It is important to know that these options are available and can save you a lot of money or help you in periods where your cash inflow is low. Consider which method of repayment best suits your current and expected future circumstances before investing in property.
Managing and maintaining an investment property can sometimes entail a lot of unanticipated costs. You may be required to pay high council rates, repair costs, insurance costs, etc. If you do not have the free time to manage the property then you will need to hire a property manager that takes care of billing and other issues with your property but charges a fee for these services.
There may also be various entry and exit costs attached with acquiring and getting rid of your property. As with most things, there are always additional costs to be aware of that may alter the outcome of your investment. Some investment loans might include:
Before you consider investing in any property, budget all the expenses you expect to incur and plan how you intend to meet them. Only invest in a property if it is likely to cover its own expenses through the rent if your goal is short term profit.
Read more about the hidden costs of buying a home here.
There are various tax implications that arise from owning an investment property. It can be important to consider these implications before investing as they can have large scale financial impacts. You will be required to record all tax-deductible expenses and declare any rental income in your tax returns.

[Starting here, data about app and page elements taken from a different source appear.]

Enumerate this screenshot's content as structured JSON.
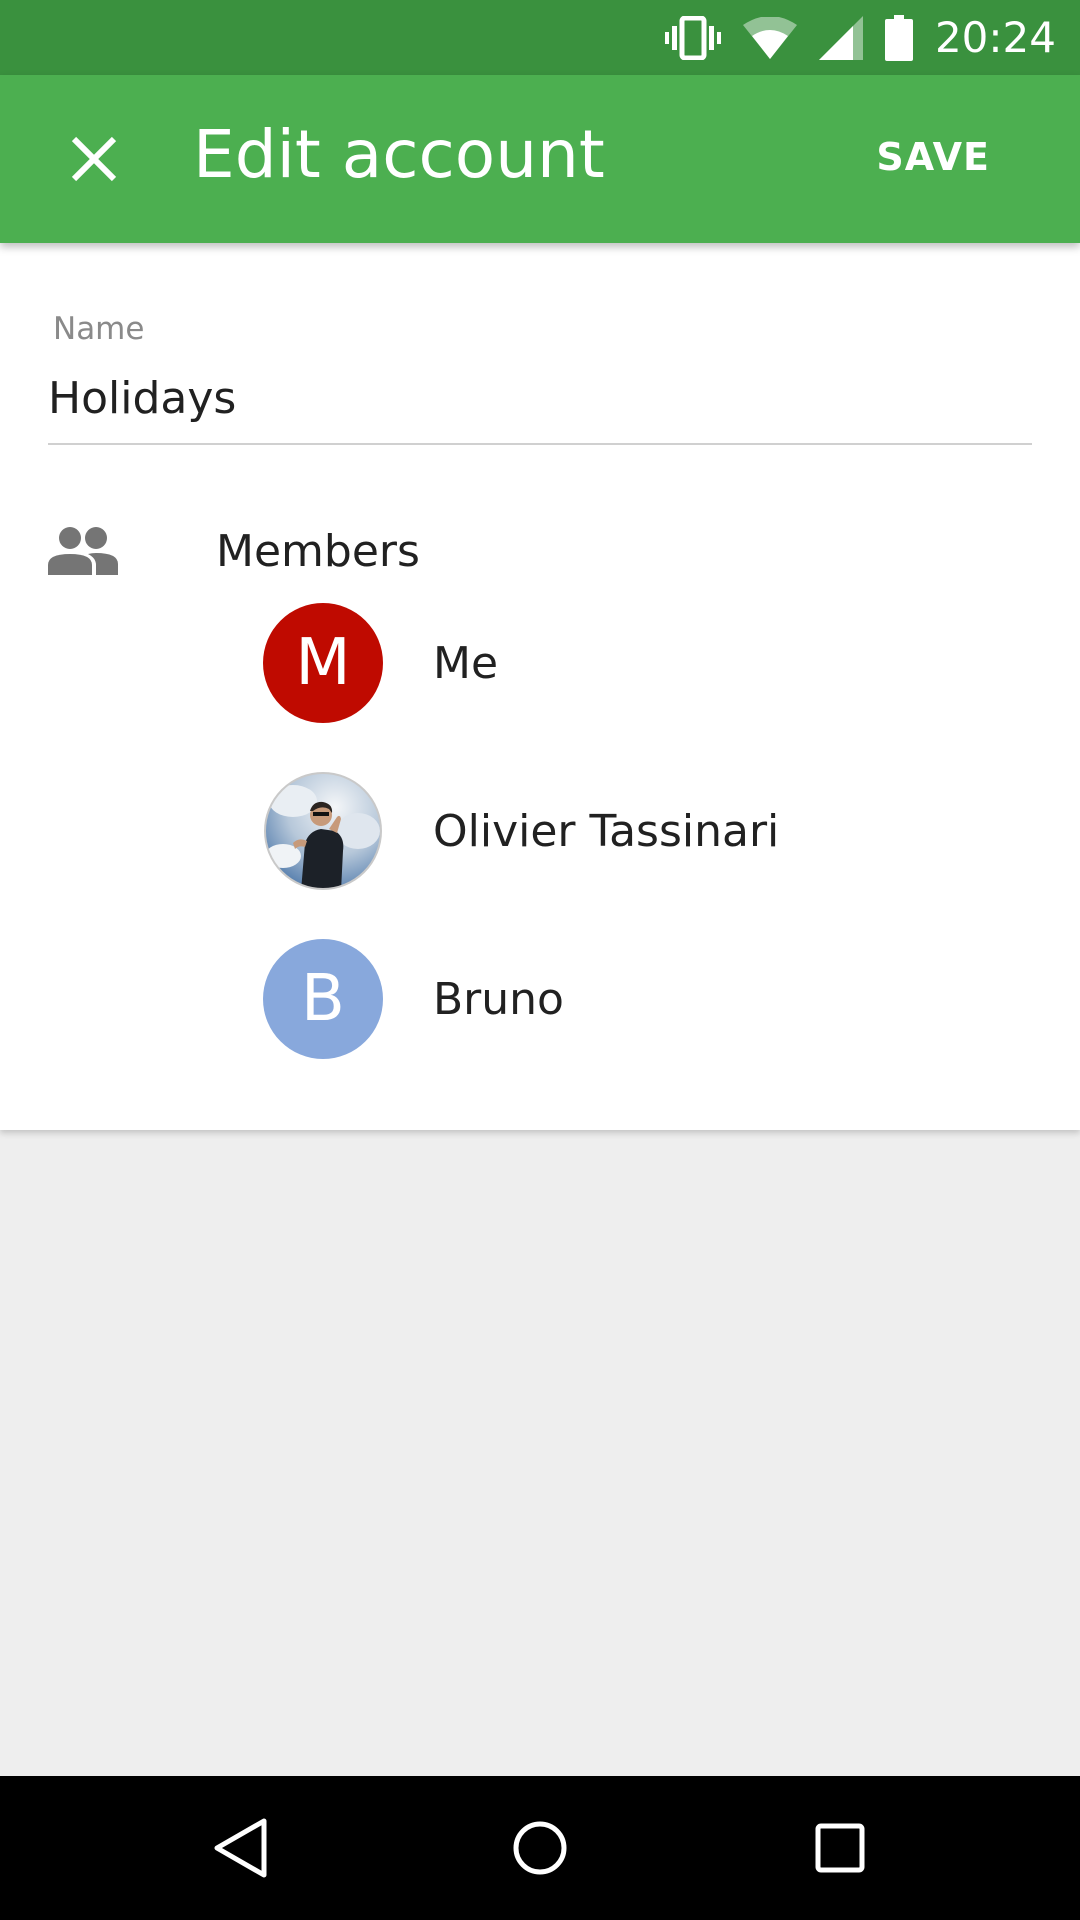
{
  "status_bar": {
    "time": "20:24",
    "icons": [
      "vibrate-icon",
      "wifi-icon",
      "cell-signal-icon",
      "battery-icon"
    ]
  },
  "app_bar": {
    "title": "Edit account",
    "close_icon": "close-icon",
    "save_label": "SAVE",
    "color": "#4caf50",
    "status_color": "#3a913e"
  },
  "form": {
    "name_label": "Name",
    "name_value": "Holidays"
  },
  "members": {
    "title": "Members",
    "icon": "people-icon",
    "items": [
      {
        "name": "Me",
        "initial": "M",
        "avatar_color": "#bf0a00",
        "type": "letter"
      },
      {
        "name": "Olivier Tassinari",
        "initial": "",
        "avatar_color": "#5b86b8",
        "type": "photo"
      },
      {
        "name": "Bruno",
        "initial": "B",
        "avatar_color": "#88a8dc",
        "type": "letter"
      }
    ]
  },
  "nav_bar": {
    "buttons": [
      "back-icon",
      "home-icon",
      "recents-icon"
    ]
  }
}
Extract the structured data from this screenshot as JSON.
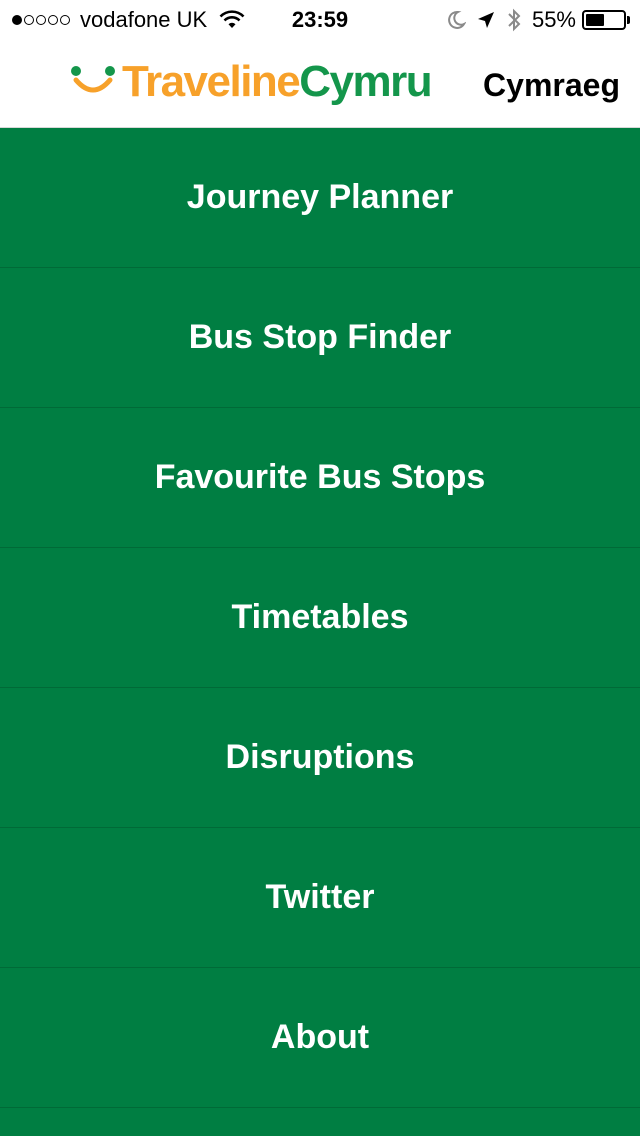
{
  "status_bar": {
    "carrier": "vodafone UK",
    "signal_bars": 1,
    "signal_total": 5,
    "time": "23:59",
    "battery_percent": "55%",
    "battery_level": 0.55
  },
  "header": {
    "logo_part1": "Traveline",
    "logo_part2": "Cymru",
    "language_toggle": "Cymraeg"
  },
  "menu": {
    "items": [
      {
        "label": "Journey Planner"
      },
      {
        "label": "Bus Stop Finder"
      },
      {
        "label": "Favourite Bus Stops"
      },
      {
        "label": "Timetables"
      },
      {
        "label": "Disruptions"
      },
      {
        "label": "Twitter"
      },
      {
        "label": "About"
      }
    ]
  },
  "colors": {
    "menu_background": "#007e42",
    "logo_orange": "#f7a12a",
    "logo_green": "#14964b",
    "divider": "#006a37"
  }
}
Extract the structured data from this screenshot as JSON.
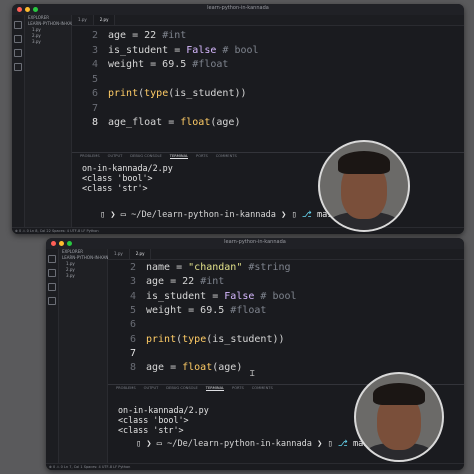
{
  "top": {
    "window_title": "learn-python-in-kannada",
    "explorer_header": "EXPLORER",
    "explorer_items": [
      "LEARN-PYTHON-IN-KANNADA",
      "1.py",
      "2.py",
      "3.py"
    ],
    "tabs": [
      "1.py",
      "2.py"
    ],
    "code_lines": [
      {
        "num": "2",
        "text": "age = 22 #int"
      },
      {
        "num": "3",
        "text": "is_student = False # bool"
      },
      {
        "num": "4",
        "text": "weight = 69.5 #float"
      },
      {
        "num": "5",
        "text": ""
      },
      {
        "num": "6",
        "text": "print(type(is_student))"
      },
      {
        "num": "7",
        "text": ""
      },
      {
        "num": "8",
        "text": "age_float = float(age)"
      }
    ],
    "panel_tabs": [
      "PROBLEMS",
      "OUTPUT",
      "DEBUG CONSOLE",
      "TERMINAL",
      "PORTS",
      "COMMENTS"
    ],
    "terminal_lines": [
      "on-in-kannada/2.py",
      "<class 'bool'>",
      "<class 'str'>"
    ],
    "prompt": {
      "dir": "~/De/learn-python-in-kannada",
      "branch": "main"
    },
    "status": "⊗ 0 ⚠ 0   Ln 8, Col 22   Spaces: 4   UTF-8   LF   Python"
  },
  "bottom": {
    "window_title": "learn-python-in-kannada",
    "explorer_header": "EXPLORER",
    "explorer_items": [
      "LEARN-PYTHON-IN-KANNADA",
      "1.py",
      "2.py",
      "3.py"
    ],
    "tabs": [
      "1.py",
      "2.py"
    ],
    "code_lines": [
      {
        "num": "2",
        "text": "name = \"chandan\" #string"
      },
      {
        "num": "3",
        "text": "age = 22 #int"
      },
      {
        "num": "4",
        "text": "is_student = False # bool"
      },
      {
        "num": "5",
        "text": "weight = 69.5 #float"
      },
      {
        "num": "6",
        "text": ""
      },
      {
        "num": "6",
        "text": "print(type(is_student))"
      },
      {
        "num": "7",
        "text": ""
      },
      {
        "num": "8",
        "text": "age = float(age)"
      }
    ],
    "panel_tabs": [
      "PROBLEMS",
      "OUTPUT",
      "DEBUG CONSOLE",
      "TERMINAL",
      "PORTS",
      "COMMENTS"
    ],
    "terminal_lines": [
      "on-in-kannada/2.py",
      "<class 'bool'>",
      "<class 'str'>"
    ],
    "prompt": {
      "dir": "~/De/learn-python-in-kannada",
      "branch": "main"
    },
    "status": "⊗ 0 ⚠ 0   Ln 7, Col 1   Spaces: 4   UTF-8   LF   Python"
  },
  "colors": {
    "keyword": "#d7b9ff",
    "func": "#ffcc66",
    "string": "#e2e28a",
    "comment": "#7f848e",
    "number": "#d6d6d6"
  }
}
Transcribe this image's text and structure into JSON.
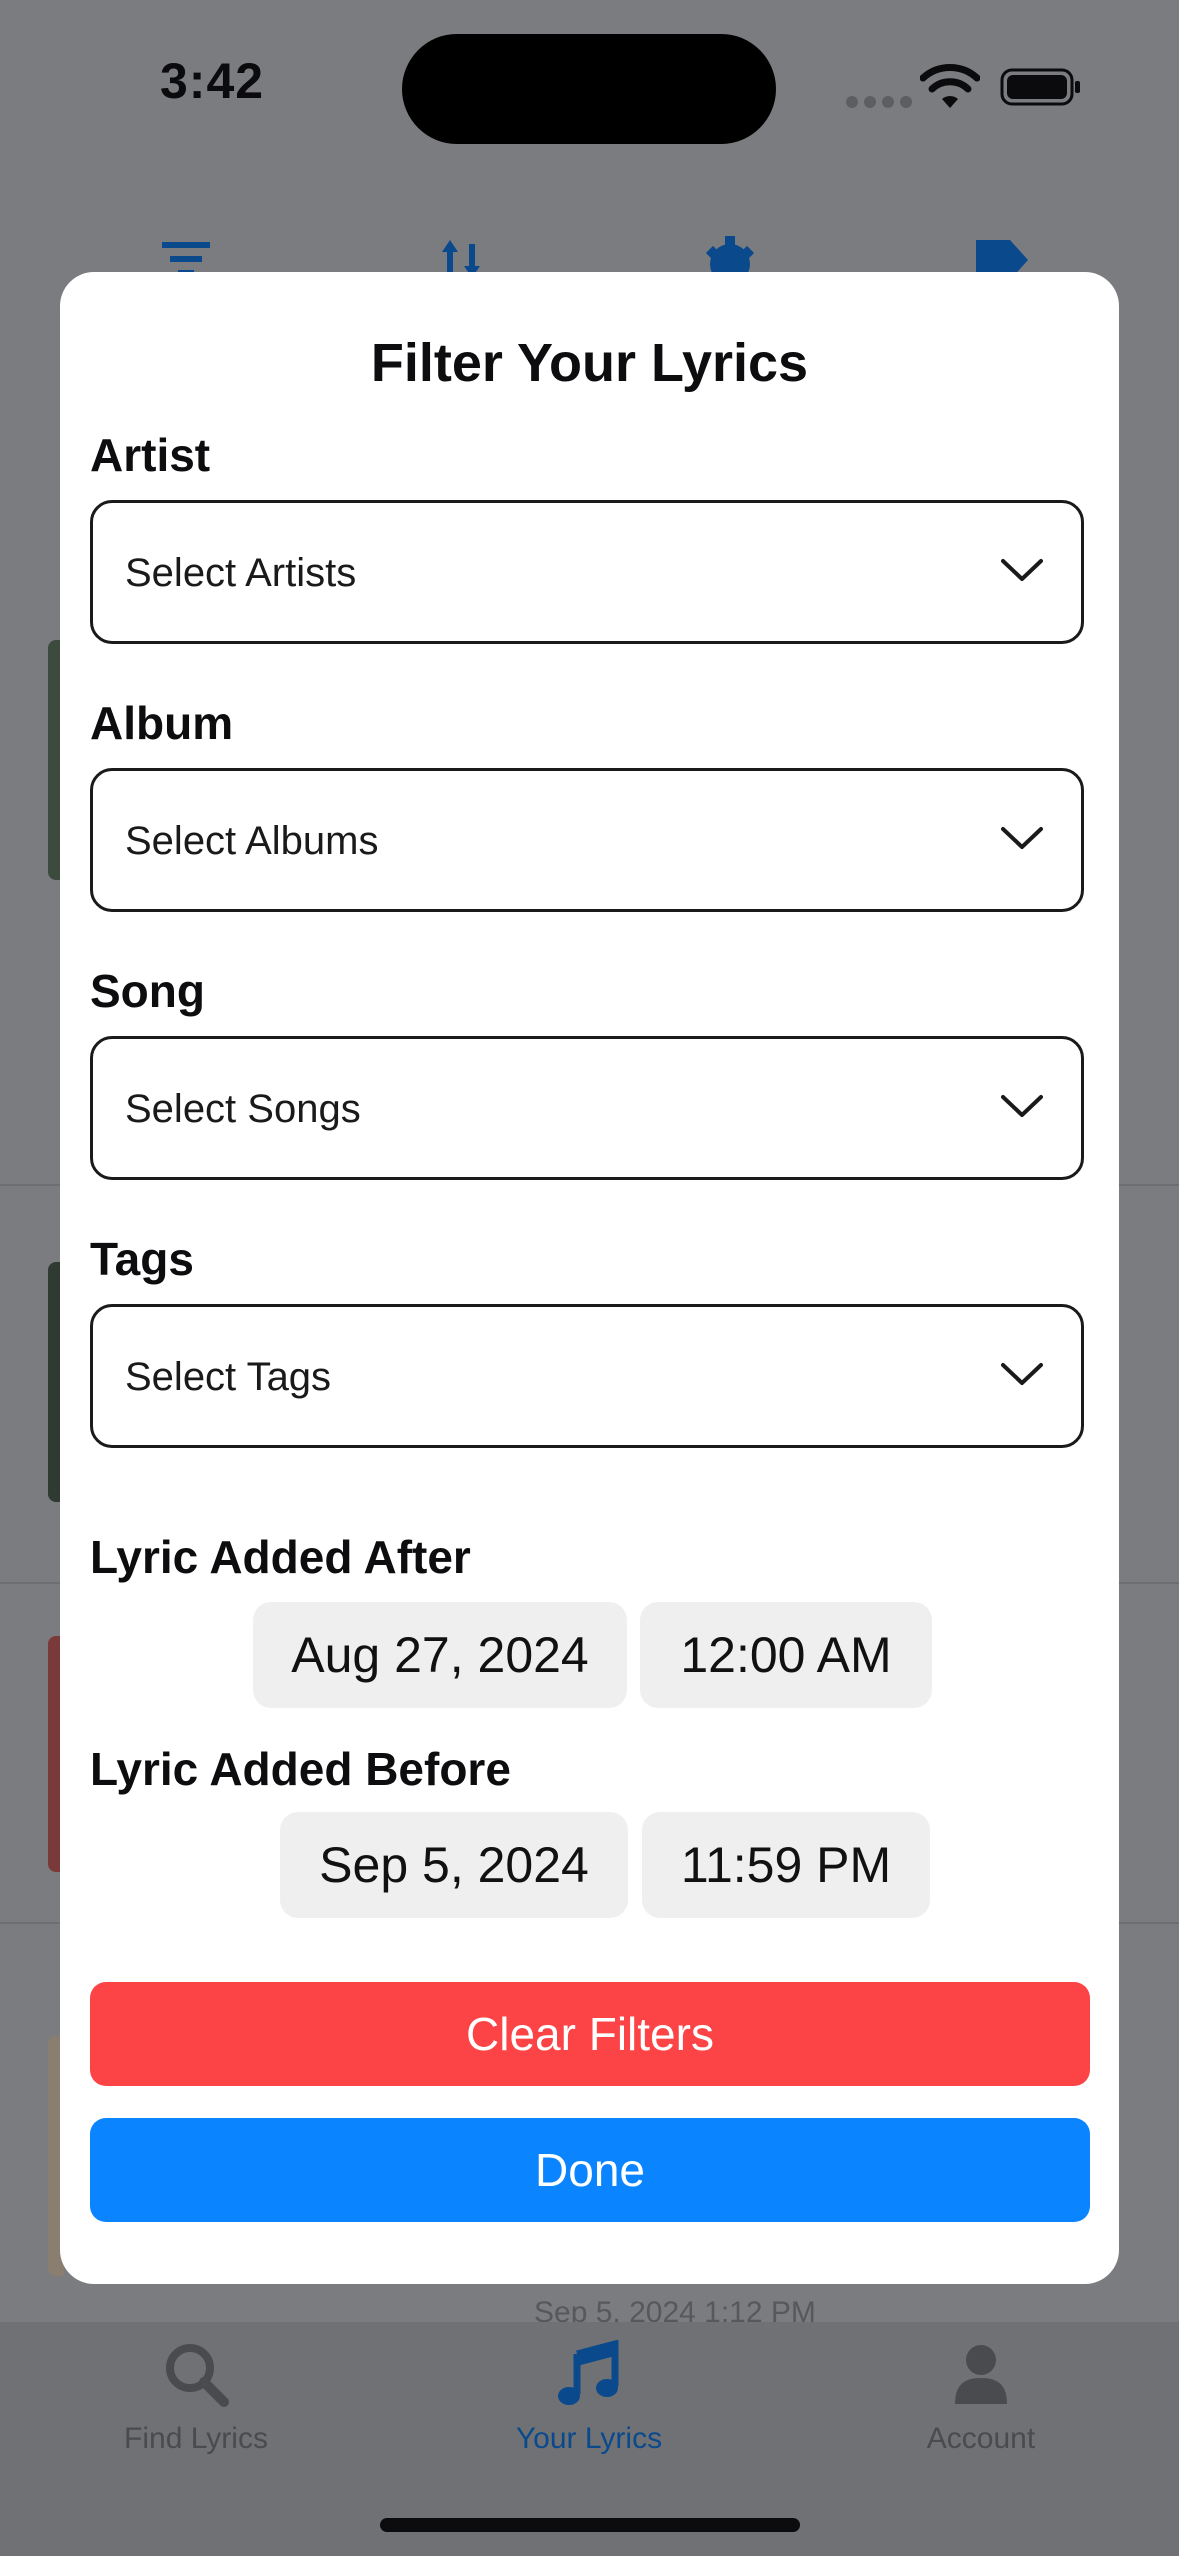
{
  "status_bar": {
    "time": "3:42"
  },
  "modal": {
    "title": "Filter Your Lyrics",
    "artist": {
      "label": "Artist",
      "placeholder": "Select Artists"
    },
    "album": {
      "label": "Album",
      "placeholder": "Select Albums"
    },
    "song": {
      "label": "Song",
      "placeholder": "Select Songs"
    },
    "tags": {
      "label": "Tags",
      "placeholder": "Select Tags"
    },
    "added_after": {
      "label": "Lyric Added After",
      "date": "Aug 27, 2024",
      "time": "12:00 AM"
    },
    "added_before": {
      "label": "Lyric Added Before",
      "date": "Sep 5, 2024",
      "time": "11:59 PM"
    },
    "clear_button": "Clear Filters",
    "done_button": "Done"
  },
  "background": {
    "timestamp": "Sep 5, 2024 1:12 PM"
  },
  "tabbar": {
    "tabs": [
      {
        "label": "Find Lyrics",
        "icon": "search-icon",
        "active": false
      },
      {
        "label": "Your Lyrics",
        "icon": "music-note-icon",
        "active": true
      },
      {
        "label": "Account",
        "icon": "person-icon",
        "active": false
      }
    ]
  },
  "colors": {
    "accent": "#0a84ff",
    "danger": "#fc4447",
    "active_tab": "#0a4a8c",
    "inactive_tab": "#4a4b4e"
  }
}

According to the Australian Taxation Office (ATO), your maintenance, interest and other expenses from owning an investment property can be claimed as tax-deductible. This means that you will pay taxes only on your income (including rental) minus all these expenses. It is smart to maintain records of all these expenses right from the start.
If you sell your property in the future and earn a profit because of the increase in the value of your property, you will be subject to a capital gains tax (CGT). If your investment property is not earning you any rent (for e.g. - holiday homes, farms, etc.) then you are still subject to CGT on sale but you cannot claim your maintenance and interest expenses as tax-deductible because they don’t generate any rental income.
Consider all these tax implications before deciding where and when to invest because these can affect your financial well-being. If you expect high rental yields and expect to make a profit because your expenses (maintenance and interest payable on loan) are lower than the rent, then this is called “positive gearing”.
At the same time, you are “negatively geared” if you incur an investment loss because your investment expenses exceed your rental income and you only expect to benefit from capital gains in the future. Both these situations will reduce your tax payable but it is important to consider your financial situation before you borrow to finance an investment property.
Investing in a property is a massive milestone in anyone’s life. It’s important to understand exactly how investments work in order to get the most profit and positive gearing. In this list, we have explored the different things to consider before investing in property. Due consideration of these factors that may influence the success of your investment should be your mantra.
Property investment can be tricky but after analysing everything that can go right and the possible pitfalls, you should feel more confident. Talk to one of our Home Loan Specialists today to understand how you can improve your chances when investing!
We're here to help. Get free expert advice at a time that suits you. Choose a time to chat with a Home Loan Specialist here.
The information in this post is general in nature and should not be considered personal or financial advice. You should always seek professional advice or assistance before making any financial decisions.
Get a free online property valuation with local sale and suburb statistics.